With Msgr you can do the same for asynchronous AMQP messaging. Just define your routes, create your consumer and watch you app processing messages.


Add this line to your application's Gemfile:

gem 'msgr'

And then execute:

$ bundle

Or install it yourself as:

$ gem install msgr


After adding 'msgr' to your gemfile create a config/rabbitmq.yml like this:

common: &common
  uri: amqp://localhost/

  <<: *common

  <<: *common

  <<: *common

Specify your messaging routes in config/msgr.rb:

route 'local.test.index', to: 'test#index'
route 'local.test.another_action', to: 'test#another_action'

Create your consumer in app/consumers:

class TestConsumer < Msgr::Consumer
  def index
    data = { fuubar: 'abc' }
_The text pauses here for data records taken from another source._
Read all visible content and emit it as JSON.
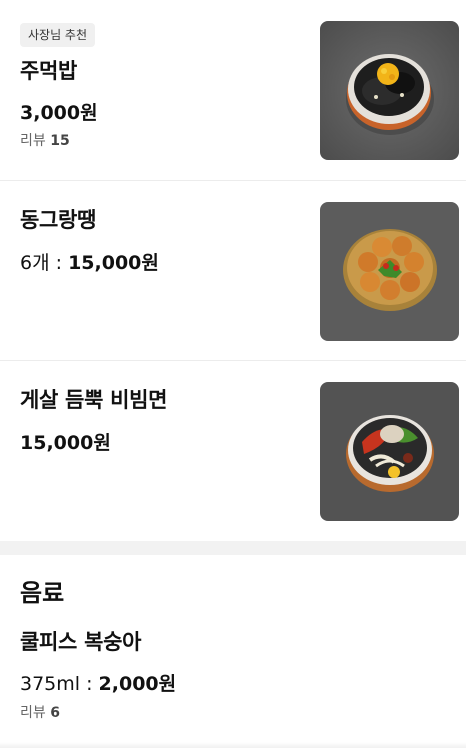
{
  "menu": {
    "items": [
      {
        "badge": "사장님 추천",
        "name": "주먹밥",
        "price_prefix": "",
        "price": "3,000원",
        "review_label": "리뷰",
        "review_count": "15",
        "image_icon": "rice-ball-bowl-photo"
      },
      {
        "name": "동그랑땡",
        "price_prefix": "6개 : ",
        "price": "15,000원",
        "image_icon": "pancake-plate-photo"
      },
      {
        "name": "게살 듬뿍 비빔면",
        "price_prefix": "",
        "price": "15,000원",
        "image_icon": "noodle-bowl-photo"
      }
    ]
  },
  "drinks": {
    "section_title": "음료",
    "items": [
      {
        "name": "쿨피스 복숭아",
        "price_prefix": "375ml : ",
        "price": "2,000원",
        "review_label": "리뷰",
        "review_count": "6"
      }
    ]
  },
  "colors": {
    "divider": "#ececec",
    "section_gap": "#f2f2f2",
    "badge_bg": "#f0f0f0"
  }
}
    publish data, to: 'local.test.another_action'

  def another_action
    puts "#{payload.inspect}"

Use Msgr.publish in to publish a message:

class TestController < ApplicationController
  def index
    @data = { abc: 'abc' }

    Msgr.publish @data, to: 'local.test.index'

    render nothing: true

Msgr and fork web server like unicorn

Per default msgr opens the rabbitmq connect when rails is loaded. If you use a multi-process web server that preloads the application (like unicorn) will lead to unexpected behavior. In this case adjust config/rabbitmq.yml and adjust autostart = false:

common: &common
  uri: amqp://localhost/
  autostart: false

And call inside each worker Msgr.start - e.g. in an after-fork block


  1. Fork it
  2. Create your feature branch (git checkout -b my-new-feature)
  3. Commit your changes (git commit -am 'Add some feature')
  4. Push to the branch (git push origin my-new-feature)
  5. Create new Pull Request